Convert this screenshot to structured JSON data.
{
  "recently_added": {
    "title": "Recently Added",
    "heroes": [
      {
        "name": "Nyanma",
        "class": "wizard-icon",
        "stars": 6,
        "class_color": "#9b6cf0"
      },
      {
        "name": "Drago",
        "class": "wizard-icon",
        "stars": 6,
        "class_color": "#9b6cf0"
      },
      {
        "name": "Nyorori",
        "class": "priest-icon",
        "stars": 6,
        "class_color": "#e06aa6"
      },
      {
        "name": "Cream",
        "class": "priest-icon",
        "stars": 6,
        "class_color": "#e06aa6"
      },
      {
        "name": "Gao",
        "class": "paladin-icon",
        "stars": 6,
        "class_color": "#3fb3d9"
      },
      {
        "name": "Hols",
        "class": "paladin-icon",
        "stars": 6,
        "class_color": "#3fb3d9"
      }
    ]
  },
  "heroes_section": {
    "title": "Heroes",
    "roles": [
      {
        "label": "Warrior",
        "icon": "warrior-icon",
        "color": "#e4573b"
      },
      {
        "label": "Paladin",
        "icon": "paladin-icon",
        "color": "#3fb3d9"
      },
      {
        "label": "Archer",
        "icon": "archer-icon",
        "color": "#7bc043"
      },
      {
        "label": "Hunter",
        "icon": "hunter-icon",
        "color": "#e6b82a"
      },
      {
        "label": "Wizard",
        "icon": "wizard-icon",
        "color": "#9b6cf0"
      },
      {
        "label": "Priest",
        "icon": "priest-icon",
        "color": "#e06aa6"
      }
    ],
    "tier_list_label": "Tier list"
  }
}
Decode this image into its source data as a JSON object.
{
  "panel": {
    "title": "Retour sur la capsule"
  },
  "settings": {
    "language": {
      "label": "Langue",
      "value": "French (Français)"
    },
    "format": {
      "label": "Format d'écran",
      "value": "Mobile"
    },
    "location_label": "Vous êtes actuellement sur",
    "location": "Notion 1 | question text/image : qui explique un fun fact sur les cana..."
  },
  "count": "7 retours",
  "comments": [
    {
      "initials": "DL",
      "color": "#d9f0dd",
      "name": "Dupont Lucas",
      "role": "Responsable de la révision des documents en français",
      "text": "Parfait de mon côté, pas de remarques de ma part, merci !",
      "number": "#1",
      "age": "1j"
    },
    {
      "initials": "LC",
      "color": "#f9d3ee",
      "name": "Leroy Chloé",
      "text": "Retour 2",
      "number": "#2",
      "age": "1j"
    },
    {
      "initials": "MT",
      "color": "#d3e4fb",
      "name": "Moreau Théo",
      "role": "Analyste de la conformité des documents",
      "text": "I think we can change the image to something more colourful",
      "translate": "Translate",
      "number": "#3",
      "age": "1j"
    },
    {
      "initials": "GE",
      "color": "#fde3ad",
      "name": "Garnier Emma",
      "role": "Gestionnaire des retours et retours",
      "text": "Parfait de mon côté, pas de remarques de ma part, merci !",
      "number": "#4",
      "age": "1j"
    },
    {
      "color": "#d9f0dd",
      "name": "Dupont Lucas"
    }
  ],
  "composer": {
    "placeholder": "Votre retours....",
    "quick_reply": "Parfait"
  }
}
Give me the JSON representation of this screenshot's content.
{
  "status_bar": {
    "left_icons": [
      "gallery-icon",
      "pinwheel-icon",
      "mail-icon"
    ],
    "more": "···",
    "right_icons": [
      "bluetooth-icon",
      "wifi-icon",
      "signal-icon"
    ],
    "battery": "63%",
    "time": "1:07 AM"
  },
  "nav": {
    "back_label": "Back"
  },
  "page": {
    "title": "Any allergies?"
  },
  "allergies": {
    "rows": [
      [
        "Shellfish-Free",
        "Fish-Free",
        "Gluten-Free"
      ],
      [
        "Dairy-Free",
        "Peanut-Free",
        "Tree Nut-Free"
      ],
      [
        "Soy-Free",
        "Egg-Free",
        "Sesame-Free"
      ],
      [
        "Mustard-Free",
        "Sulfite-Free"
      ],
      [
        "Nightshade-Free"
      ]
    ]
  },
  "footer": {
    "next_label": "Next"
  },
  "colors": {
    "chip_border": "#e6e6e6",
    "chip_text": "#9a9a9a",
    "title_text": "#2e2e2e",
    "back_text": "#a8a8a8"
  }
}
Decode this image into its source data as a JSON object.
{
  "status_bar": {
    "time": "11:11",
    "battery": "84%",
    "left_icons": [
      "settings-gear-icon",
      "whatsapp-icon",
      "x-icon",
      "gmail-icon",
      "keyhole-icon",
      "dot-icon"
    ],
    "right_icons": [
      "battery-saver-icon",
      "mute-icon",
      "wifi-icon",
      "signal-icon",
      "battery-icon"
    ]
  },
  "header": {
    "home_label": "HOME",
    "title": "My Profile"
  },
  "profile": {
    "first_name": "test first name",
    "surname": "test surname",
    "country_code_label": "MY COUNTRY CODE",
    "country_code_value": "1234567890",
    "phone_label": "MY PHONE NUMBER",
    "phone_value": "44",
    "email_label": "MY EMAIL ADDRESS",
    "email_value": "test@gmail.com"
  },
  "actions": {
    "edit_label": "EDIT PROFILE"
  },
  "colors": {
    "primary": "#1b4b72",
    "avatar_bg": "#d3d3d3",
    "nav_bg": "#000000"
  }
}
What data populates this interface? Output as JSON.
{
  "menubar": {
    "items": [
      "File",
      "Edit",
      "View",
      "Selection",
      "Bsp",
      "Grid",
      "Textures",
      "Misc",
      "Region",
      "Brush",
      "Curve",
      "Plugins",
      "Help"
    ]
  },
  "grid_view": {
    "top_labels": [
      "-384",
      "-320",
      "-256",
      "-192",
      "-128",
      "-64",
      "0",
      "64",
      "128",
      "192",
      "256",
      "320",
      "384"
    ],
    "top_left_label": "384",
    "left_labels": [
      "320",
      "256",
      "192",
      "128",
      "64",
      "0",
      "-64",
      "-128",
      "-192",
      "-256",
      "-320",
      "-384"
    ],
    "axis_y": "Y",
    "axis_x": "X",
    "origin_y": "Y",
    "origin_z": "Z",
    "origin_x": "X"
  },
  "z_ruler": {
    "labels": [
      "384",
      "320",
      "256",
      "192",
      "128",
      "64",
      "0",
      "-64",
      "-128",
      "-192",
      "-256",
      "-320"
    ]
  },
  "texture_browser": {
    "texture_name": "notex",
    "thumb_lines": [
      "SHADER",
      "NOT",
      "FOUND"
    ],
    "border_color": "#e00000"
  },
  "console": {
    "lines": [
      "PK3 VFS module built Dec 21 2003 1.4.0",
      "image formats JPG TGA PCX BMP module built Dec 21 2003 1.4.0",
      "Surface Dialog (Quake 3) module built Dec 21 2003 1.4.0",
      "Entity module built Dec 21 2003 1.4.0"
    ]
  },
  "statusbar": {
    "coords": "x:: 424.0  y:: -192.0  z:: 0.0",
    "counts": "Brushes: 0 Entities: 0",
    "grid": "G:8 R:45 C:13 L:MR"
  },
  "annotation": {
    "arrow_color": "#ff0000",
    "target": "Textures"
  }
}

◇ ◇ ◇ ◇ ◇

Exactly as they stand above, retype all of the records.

Convert this screenshot to structured JSON data.
{
  "recently_added": {
    "title": "Recently Added",
    "heroes": [
      {
        "name": "Nyanma",
        "class": "wizard-icon",
        "stars": 6,
        "class_color": "#9b6cf0"
      },
      {
        "name": "Drago",
        "class": "wizard-icon",
        "stars": 6,
        "class_color": "#9b6cf0"
      },
      {
        "name": "Nyorori",
        "class": "priest-icon",
        "stars": 6,
        "class_color": "#e06aa6"
      },
      {
        "name": "Cream",
        "class": "priest-icon",
        "stars": 6,
        "class_color": "#e06aa6"
      },
      {
        "name": "Gao",
        "class": "paladin-icon",
        "stars": 6,
        "class_color": "#3fb3d9"
      },
      {
        "name": "Hols",
        "class": "paladin-icon",
        "stars": 6,
        "class_color": "#3fb3d9"
      }
    ]
  },
  "heroes_section": {
    "title": "Heroes",
    "roles": [
      {
        "label": "Warrior",
        "icon": "warrior-icon",
        "color": "#e4573b"
      },
      {
        "label": "Paladin",
        "icon": "paladin-icon",
        "color": "#3fb3d9"
      },
      {
        "label": "Archer",
        "icon": "archer-icon",
        "color": "#7bc043"
      },
      {
        "label": "Hunter",
        "icon": "hunter-icon",
        "color": "#e6b82a"
      },
      {
        "label": "Wizard",
        "icon": "wizard-icon",
        "color": "#9b6cf0"
      },
      {
        "label": "Priest",
        "icon": "priest-icon",
        "color": "#e06aa6"
      }
    ],
    "tier_list_label": "Tier list"
  }
}
Decode this image into its source data as a JSON object.
{
  "panel": {
    "title": "Retour sur la capsule"
  },
  "settings": {
    "language": {
      "label": "Langue",
      "value": "French (Français)"
    },
    "format": {
      "label": "Format d'écran",
      "value": "Mobile"
    },
    "location_label": "Vous êtes actuellement sur",
    "location": "Notion 1 | question text/image : qui explique un fun fact sur les cana..."
  },
  "count": "7 retours",
  "comments": [
    {
      "initials": "DL",
      "color": "#d9f0dd",
      "name": "Dupont Lucas",
      "role": "Responsable de la révision des documents en français",
      "text": "Parfait de mon côté, pas de remarques de ma part, merci !",
      "number": "#1",
      "age": "1j"
    },
    {
      "initials": "LC",
      "color": "#f9d3ee",
      "name": "Leroy Chloé",
      "text": "Retour 2",
      "number": "#2",
      "age": "1j"
    },
    {
      "initials": "MT",
      "color": "#d3e4fb",
      "name": "Moreau Théo",
      "role": "Analyste de la conformité des documents",
      "text": "I think we can change the image to something more colourful",
      "translate": "Translate",
      "number": "#3",
      "age": "1j"
    },
    {
      "initials": "GE",
      "color": "#fde3ad",
      "name": "Garnier Emma",
      "role": "Gestionnaire des retours et retours",
      "text": "Parfait de mon côté, pas de remarques de ma part, merci !",
      "number": "#4",
      "age": "1j"
    },
    {
      "color": "#d9f0dd",
      "name": "Dupont Lucas"
    }
  ],
  "composer": {
    "placeholder": "Votre retours....",
    "quick_reply": "Parfait"
  }
}
Give me the JSON representation of this screenshot's content.
{
  "status_bar": {
    "left_icons": [
      "gallery-icon",
      "pinwheel-icon",
      "mail-icon"
    ],
    "more": "···",
    "right_icons": [
      "bluetooth-icon",
      "wifi-icon",
      "signal-icon"
    ],
    "battery": "63%",
    "time": "1:07 AM"
  },
  "nav": {
    "back_label": "Back"
  },
  "page": {
    "title": "Any allergies?"
  },
  "allergies": {
    "rows": [
      [
        "Shellfish-Free",
        "Fish-Free",
        "Gluten-Free"
      ],
      [
        "Dairy-Free",
        "Peanut-Free",
        "Tree Nut-Free"
      ],
      [
        "Soy-Free",
        "Egg-Free",
        "Sesame-Free"
      ],
      [
        "Mustard-Free",
        "Sulfite-Free"
      ],
      [
        "Nightshade-Free"
      ]
    ]
  },
  "footer": {
    "next_label": "Next"
  },
  "colors": {
    "chip_border": "#e6e6e6",
    "chip_text": "#9a9a9a",
    "title_text": "#2e2e2e",
    "back_text": "#a8a8a8"
  }
}
Decode this image into its source data as a JSON object.
{
  "status_bar": {
    "time": "11:11",
    "battery": "84%",
    "left_icons": [
      "settings-gear-icon",
      "whatsapp-icon",
      "x-icon",
      "gmail-icon",
      "keyhole-icon",
      "dot-icon"
    ],
    "right_icons": [
      "battery-saver-icon",
      "mute-icon",
      "wifi-icon",
      "signal-icon",
      "battery-icon"
    ]
  },
  "header": {
    "home_label": "HOME",
    "title": "My Profile"
  },
  "profile": {
    "first_name": "test first name",
    "surname": "test surname",
    "country_code_label": "MY COUNTRY CODE",
    "country_code_value": "1234567890",
    "phone_label": "MY PHONE NUMBER",
    "phone_value": "44",
    "email_label": "MY EMAIL ADDRESS",
    "email_value": "test@gmail.com"
  },
  "actions": {
    "edit_label": "EDIT PROFILE"
  },
  "colors": {
    "primary": "#1b4b72",
    "avatar_bg": "#d3d3d3",
    "nav_bg": "#000000"
  }
}
What data populates this interface? Output as JSON.
{
  "menubar": {
    "items": [
      "File",
      "Edit",
      "View",
      "Selection",
      "Bsp",
      "Grid",
      "Textures",
      "Misc",
      "Region",
      "Brush",
      "Curve",
      "Plugins",
      "Help"
    ]
  },
  "grid_view": {
    "top_labels": [
      "-384",
      "-320",
      "-256",
      "-192",
      "-128",
      "-64",
      "0",
      "64",
      "128",
      "192",
      "256",
      "320",
      "384"
    ],
    "top_left_label": "384",
    "left_labels": [
      "320",
      "256",
      "192",
      "128",
      "64",
      "0",
      "-64",
      "-128",
      "-192",
      "-256",
      "-320",
      "-384"
    ],
    "axis_y": "Y",
    "axis_x": "X",
    "origin_y": "Y",
    "origin_z": "Z",
    "origin_x": "X"
  },
  "z_ruler": {
    "labels": [
      "384",
      "320",
      "256",
      "192",
      "128",
      "64",
      "0",
      "-64",
      "-128",
      "-192",
      "-256",
      "-320"
    ]
  },
  "texture_browser": {
    "texture_name": "notex",
    "thumb_lines": [
      "SHADER",
      "NOT",
      "FOUND"
    ],
    "border_color": "#e00000"
  },
  "console": {
    "lines": [
      "PK3 VFS module built Dec 21 2003 1.4.0",
      "image formats JPG TGA PCX BMP module built Dec 21 2003 1.4.0",
      "Surface Dialog (Quake 3) module built Dec 21 2003 1.4.0",
      "Entity module built Dec 21 2003 1.4.0"
    ]
  },
  "statusbar": {
    "coords": "x:: 424.0  y:: -192.0  z:: 0.0",
    "counts": "Brushes: 0 Entities: 0",
    "grid": "G:8 R:45 C:13 L:MR"
  },
  "annotation": {
    "arrow_color": "#ff0000",
    "target": "Textures"
  }
}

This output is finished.